The policy argument hasn’t been made that this measure will actually prevent corruption. It’s hard to see, for example, how eliminating the current ability of a lobbyist to make one gift per year of no more than $25 would prevent corruption. To avoid extremes, the measure’s advocates could have stuck to consistency with state law. But this measure, unlike state policy, would not exempt gifts of minimal value. Under the proposed law, a lobbyist could not offer a bottle of water to a city employee.
There are benefits to elected officials being involved in the activities of nonprofits, hearing from community groups and advocates, and being informed by the latest research from independent experts. An overly vigilant culture that prohibits or stigmatizes many interactions between elected officials and their constituents could damage the government’s responsiveness to citizens’ needs.
The requirement to continuously update all lobbying reports within five days of “changed circumstances” (which is not defined) could be a trap for the unwary, such as nonprofits and other entities that only occasionally lobby. Prop.
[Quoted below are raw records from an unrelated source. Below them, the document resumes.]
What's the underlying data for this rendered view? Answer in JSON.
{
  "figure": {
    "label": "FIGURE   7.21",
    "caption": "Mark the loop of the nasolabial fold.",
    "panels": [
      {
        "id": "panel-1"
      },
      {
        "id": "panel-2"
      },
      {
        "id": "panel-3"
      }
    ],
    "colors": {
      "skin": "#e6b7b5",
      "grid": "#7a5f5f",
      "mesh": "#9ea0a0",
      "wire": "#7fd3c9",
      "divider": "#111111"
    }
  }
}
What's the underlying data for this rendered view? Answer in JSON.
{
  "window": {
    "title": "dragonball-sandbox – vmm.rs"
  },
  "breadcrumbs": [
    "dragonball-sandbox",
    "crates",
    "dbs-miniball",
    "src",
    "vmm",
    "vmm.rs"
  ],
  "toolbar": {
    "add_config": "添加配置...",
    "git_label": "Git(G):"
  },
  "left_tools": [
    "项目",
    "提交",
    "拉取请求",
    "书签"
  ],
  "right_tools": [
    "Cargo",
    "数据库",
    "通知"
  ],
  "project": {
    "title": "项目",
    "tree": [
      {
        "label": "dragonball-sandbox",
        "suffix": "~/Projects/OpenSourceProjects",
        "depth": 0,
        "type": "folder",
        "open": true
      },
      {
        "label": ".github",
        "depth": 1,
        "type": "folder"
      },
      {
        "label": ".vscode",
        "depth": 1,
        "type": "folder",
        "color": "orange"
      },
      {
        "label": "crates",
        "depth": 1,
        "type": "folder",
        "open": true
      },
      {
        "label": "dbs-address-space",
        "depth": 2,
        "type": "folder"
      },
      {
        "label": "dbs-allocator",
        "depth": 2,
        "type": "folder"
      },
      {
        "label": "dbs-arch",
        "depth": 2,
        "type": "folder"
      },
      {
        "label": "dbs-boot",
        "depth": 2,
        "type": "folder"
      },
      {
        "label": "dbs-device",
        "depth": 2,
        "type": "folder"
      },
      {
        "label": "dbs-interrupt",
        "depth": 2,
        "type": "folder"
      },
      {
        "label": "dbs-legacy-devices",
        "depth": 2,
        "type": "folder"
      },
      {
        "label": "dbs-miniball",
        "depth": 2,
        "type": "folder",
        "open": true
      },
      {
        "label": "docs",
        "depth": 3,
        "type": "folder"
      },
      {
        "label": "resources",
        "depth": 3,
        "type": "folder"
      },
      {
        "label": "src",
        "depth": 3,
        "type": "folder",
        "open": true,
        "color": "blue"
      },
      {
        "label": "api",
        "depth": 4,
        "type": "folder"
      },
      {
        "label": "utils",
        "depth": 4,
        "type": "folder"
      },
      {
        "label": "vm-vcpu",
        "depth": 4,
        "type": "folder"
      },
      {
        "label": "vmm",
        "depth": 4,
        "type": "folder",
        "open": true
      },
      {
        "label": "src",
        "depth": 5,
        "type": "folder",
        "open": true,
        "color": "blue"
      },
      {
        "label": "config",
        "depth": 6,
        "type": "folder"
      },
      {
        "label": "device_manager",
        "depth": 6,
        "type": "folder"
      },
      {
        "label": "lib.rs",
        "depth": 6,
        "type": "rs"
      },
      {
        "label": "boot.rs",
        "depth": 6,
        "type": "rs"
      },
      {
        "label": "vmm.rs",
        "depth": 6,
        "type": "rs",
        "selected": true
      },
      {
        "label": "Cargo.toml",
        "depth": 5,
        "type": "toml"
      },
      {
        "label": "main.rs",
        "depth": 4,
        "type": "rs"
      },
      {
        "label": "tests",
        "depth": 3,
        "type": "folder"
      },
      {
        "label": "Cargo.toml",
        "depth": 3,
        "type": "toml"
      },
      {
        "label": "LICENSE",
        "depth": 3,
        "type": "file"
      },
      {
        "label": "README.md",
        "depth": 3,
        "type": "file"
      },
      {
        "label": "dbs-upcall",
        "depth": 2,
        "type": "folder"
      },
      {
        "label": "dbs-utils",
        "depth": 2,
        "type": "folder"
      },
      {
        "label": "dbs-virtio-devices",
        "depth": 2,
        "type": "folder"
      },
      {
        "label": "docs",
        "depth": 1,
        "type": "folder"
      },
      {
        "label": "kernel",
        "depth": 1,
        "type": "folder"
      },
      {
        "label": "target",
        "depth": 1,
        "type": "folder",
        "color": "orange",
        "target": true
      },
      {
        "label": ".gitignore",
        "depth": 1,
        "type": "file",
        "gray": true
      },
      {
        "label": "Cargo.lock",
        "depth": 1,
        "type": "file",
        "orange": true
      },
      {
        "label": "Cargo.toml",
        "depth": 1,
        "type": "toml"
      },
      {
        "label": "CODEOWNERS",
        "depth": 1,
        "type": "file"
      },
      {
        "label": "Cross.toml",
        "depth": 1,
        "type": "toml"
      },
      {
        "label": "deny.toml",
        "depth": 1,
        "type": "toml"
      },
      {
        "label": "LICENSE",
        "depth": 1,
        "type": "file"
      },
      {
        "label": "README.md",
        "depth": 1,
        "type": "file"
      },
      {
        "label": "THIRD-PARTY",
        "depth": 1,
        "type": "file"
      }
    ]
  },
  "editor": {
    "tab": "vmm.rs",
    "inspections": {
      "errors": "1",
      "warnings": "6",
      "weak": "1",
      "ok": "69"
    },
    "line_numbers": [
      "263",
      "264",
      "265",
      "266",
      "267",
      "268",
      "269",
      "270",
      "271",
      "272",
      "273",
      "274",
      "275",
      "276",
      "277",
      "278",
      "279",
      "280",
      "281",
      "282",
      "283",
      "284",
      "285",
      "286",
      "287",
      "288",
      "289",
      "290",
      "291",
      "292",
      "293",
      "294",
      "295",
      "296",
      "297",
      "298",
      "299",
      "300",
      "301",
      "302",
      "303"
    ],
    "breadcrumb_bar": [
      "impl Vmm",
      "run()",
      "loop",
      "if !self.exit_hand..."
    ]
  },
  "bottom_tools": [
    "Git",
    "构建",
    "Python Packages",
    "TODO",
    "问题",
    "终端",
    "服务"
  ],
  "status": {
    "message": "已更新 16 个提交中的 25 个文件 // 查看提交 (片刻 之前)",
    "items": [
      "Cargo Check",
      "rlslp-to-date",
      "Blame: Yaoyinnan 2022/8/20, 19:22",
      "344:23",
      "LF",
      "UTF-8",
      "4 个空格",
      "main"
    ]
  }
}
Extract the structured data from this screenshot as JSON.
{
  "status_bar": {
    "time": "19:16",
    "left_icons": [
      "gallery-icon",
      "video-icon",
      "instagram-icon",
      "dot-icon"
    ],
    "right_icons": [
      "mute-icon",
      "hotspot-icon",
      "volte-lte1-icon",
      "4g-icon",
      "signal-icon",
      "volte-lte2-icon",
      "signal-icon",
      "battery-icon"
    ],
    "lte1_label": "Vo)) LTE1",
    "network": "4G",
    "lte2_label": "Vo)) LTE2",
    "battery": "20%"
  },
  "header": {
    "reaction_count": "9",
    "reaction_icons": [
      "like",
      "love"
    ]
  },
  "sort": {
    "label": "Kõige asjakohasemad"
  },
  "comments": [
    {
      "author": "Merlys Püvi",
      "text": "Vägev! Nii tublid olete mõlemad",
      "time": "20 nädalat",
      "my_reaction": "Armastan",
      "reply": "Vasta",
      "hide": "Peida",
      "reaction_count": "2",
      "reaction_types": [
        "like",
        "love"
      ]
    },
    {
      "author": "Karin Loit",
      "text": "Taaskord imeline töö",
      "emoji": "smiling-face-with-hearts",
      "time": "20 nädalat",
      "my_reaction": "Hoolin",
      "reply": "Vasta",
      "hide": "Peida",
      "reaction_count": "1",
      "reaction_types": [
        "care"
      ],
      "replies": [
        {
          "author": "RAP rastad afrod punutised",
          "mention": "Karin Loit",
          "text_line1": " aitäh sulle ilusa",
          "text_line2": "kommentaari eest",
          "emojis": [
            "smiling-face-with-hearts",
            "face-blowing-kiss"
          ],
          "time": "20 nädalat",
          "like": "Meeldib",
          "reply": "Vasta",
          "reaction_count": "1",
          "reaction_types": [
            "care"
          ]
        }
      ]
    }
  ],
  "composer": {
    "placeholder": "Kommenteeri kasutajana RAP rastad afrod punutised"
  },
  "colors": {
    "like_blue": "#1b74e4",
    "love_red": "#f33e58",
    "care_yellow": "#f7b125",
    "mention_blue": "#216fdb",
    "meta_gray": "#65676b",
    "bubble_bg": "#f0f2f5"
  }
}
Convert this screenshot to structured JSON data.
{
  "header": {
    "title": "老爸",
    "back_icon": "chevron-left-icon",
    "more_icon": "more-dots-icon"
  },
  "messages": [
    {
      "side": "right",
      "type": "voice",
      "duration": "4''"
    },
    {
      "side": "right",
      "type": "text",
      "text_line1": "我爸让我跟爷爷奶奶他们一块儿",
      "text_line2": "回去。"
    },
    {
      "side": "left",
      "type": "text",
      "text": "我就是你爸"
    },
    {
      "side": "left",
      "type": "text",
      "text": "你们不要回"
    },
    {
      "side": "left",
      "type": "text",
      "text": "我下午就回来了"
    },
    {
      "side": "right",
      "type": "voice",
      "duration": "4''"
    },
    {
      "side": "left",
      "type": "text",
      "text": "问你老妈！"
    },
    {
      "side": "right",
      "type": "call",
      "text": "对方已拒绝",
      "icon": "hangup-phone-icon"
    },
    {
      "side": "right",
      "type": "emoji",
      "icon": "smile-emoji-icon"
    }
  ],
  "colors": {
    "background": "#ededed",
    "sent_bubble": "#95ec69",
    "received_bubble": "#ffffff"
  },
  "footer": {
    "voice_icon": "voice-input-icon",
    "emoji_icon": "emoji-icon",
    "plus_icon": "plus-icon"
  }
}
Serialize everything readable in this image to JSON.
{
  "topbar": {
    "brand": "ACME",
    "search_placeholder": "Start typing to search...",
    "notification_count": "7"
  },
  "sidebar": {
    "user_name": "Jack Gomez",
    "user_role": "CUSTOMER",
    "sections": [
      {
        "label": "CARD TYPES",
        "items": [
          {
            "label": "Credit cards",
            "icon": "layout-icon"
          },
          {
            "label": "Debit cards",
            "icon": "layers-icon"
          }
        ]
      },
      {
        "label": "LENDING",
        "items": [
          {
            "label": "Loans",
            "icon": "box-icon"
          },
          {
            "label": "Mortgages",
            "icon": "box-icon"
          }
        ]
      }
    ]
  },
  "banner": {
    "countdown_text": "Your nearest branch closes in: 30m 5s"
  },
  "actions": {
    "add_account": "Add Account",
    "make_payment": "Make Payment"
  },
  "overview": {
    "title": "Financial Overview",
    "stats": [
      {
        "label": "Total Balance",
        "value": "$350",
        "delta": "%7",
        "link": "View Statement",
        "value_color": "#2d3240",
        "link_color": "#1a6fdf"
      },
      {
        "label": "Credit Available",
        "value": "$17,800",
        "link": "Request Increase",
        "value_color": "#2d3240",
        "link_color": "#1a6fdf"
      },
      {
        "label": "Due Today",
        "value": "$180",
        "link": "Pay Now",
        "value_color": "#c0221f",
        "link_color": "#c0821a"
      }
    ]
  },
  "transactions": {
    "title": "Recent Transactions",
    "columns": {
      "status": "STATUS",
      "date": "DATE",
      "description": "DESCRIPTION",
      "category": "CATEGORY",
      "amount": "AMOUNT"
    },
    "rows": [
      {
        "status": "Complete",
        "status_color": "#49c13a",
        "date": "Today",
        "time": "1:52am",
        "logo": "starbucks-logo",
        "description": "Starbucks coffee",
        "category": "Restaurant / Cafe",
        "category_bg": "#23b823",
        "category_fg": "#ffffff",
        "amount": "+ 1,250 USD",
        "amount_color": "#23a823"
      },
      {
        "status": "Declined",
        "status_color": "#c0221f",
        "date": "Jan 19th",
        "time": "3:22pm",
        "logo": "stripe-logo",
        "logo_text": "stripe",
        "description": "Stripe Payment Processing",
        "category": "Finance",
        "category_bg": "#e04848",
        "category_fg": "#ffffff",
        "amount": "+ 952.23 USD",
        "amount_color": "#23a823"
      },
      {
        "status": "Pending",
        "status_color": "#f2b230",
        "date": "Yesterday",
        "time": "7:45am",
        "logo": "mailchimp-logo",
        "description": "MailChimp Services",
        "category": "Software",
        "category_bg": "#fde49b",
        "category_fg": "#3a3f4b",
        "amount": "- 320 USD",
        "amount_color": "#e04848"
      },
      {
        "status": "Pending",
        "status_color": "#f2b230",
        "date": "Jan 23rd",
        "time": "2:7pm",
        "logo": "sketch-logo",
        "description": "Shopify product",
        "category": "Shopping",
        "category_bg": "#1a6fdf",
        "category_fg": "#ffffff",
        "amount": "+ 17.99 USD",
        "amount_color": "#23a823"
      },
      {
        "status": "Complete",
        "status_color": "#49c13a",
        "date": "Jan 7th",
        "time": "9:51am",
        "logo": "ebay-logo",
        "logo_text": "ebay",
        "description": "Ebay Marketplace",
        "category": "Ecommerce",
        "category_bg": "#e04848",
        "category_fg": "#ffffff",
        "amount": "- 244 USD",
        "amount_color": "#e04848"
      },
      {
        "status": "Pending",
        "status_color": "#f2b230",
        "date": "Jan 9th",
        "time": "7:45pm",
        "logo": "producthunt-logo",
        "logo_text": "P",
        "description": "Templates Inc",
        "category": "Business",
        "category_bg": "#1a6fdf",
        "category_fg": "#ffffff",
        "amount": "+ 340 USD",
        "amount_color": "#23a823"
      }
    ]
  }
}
T would allow the Ethics Commission to impose significant fines for minor infractions.
This measure does not have to be on the ballot. It could have been directed to the Board of Supervisors, where its impact could have been considered through the regular legislative process.
SPUR recognizes the concern Prop. T raises about the effect of money in San Francisco politics. We are generally supportive of a ban on bundling campaign contributions and appreciate the proponents’ work to develop a proposal for San Francisco.
But regarding the strict gift ban, we have not heard a convincing policy argument that this measure would actually prevent corruption. This measure may only address a perception of influence, and its methods might have unanticipated impacts. One is that Prop. T could make it harder for city officials and legitimate representatives of public interests to work together. There is a balance to strike between preventing corruption and seeing the potential for corruption in any contact between a city official and an advocate for a cause.
This measure makes an important contribution to the conversation about money in politics, but it should have been considered legislatively, where trade-offs could have been weighed and where it would have been possible to amend with a simple Board of Supervisors majority, like nearly all other laws.